Such reasoning is common among unwed mothers. In Furstenberg’s study, “nearly half of the teenagers stated that it was very important for a woman to wait until marriage to begin to have sex . . . Undeniably, there was an obvious discrepancy between the words and the deeds . . . They had acquired one set of standards and had learned to live by another.” This emotional conflict “made it especially difficult for these women to deal realistically with the consequences of their sexual behavior.”
Even using birth control is no guarantee that a girl will escape unwed motherhood. The book Kids Having Kids reminds us: “Every method has a failure rate. . . . Even if unmarried teens consistently use birth control methods . . . 500,000 [in the U.S.] would still become pregnant each year.” A 16-year-old unwed mother named Pat is then quoted as lamenting: “I took [birth-control pills] faithfully. I honestly never missed a day.”

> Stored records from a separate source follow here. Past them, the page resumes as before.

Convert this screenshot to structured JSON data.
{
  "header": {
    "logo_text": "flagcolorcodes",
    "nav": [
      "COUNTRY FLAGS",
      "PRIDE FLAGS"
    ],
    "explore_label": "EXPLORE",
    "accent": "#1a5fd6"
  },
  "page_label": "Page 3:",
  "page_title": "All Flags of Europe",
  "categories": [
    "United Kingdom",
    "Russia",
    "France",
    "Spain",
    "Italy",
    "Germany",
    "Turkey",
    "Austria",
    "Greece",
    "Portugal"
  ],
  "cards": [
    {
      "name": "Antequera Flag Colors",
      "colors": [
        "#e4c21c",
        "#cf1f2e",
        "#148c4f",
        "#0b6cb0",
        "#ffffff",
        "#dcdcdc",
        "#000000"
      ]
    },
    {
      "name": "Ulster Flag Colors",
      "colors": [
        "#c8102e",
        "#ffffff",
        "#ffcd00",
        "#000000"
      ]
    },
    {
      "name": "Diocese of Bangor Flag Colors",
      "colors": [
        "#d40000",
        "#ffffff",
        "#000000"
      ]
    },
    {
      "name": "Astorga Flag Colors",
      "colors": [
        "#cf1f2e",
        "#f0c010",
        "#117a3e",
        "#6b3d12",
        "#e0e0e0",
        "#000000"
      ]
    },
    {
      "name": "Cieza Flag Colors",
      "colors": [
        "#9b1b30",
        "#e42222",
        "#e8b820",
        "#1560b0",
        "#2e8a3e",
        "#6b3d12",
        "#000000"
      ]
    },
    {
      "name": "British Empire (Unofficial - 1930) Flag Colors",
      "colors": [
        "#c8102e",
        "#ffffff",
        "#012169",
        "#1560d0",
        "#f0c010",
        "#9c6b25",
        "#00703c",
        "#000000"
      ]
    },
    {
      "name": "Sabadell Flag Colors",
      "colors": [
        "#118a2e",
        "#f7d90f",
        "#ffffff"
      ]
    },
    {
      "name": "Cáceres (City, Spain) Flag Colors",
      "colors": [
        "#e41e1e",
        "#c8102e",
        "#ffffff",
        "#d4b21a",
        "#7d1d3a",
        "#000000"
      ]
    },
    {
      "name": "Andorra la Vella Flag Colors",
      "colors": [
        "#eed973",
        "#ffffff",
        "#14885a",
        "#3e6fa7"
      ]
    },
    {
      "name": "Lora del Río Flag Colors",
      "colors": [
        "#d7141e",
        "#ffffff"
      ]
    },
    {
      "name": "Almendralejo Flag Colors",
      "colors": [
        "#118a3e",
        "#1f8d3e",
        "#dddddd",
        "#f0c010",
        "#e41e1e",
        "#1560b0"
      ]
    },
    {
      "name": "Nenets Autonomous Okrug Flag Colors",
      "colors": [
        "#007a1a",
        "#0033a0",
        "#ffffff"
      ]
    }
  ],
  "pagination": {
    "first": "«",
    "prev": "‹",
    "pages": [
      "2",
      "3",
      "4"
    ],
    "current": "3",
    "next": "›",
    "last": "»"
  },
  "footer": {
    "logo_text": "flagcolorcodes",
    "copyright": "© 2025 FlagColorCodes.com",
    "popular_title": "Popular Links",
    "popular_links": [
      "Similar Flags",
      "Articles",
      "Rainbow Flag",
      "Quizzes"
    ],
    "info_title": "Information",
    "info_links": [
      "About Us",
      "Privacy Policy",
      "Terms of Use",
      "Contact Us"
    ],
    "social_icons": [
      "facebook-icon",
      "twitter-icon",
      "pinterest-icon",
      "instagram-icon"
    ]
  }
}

“Do not be misled,” warns the Bible. “God is not one to be mocked. For whatever a man is sowing, this he will also reap.” (Galatians 6:7) Pregnancy is just one of the ways one can reap an unpleasant harvest from fornication. Fortunately, unwed mothers, like all others who have become entrapped in immorality, can turn around and come to God with the repentant attitude of King David, who prayed: “Thoroughly wash me from my error, and cleanse me even from my sin.” (Psalm 51:2) God will bless the efforts of such repentant ones to raise their children “in the discipline and mental-regulating of Jehovah.”—Ephesians 6:4.
Better it is, though, to avoid premarital sex! Do not be fooled by those who say you can get away with it.
[Picture on page 183]
In the wake of immoral sex, a youth often feels exploited or even humiliated
[Picture on page 186]
Sexually transmitted diseases often result from premarital sex
[Picture on page 188]
Excessive displays of affection can expose a couple to moral dangers and curtail meaningful communication
[Picture on page 189]
Marital happiness depends upon more than a couple’s physical relationship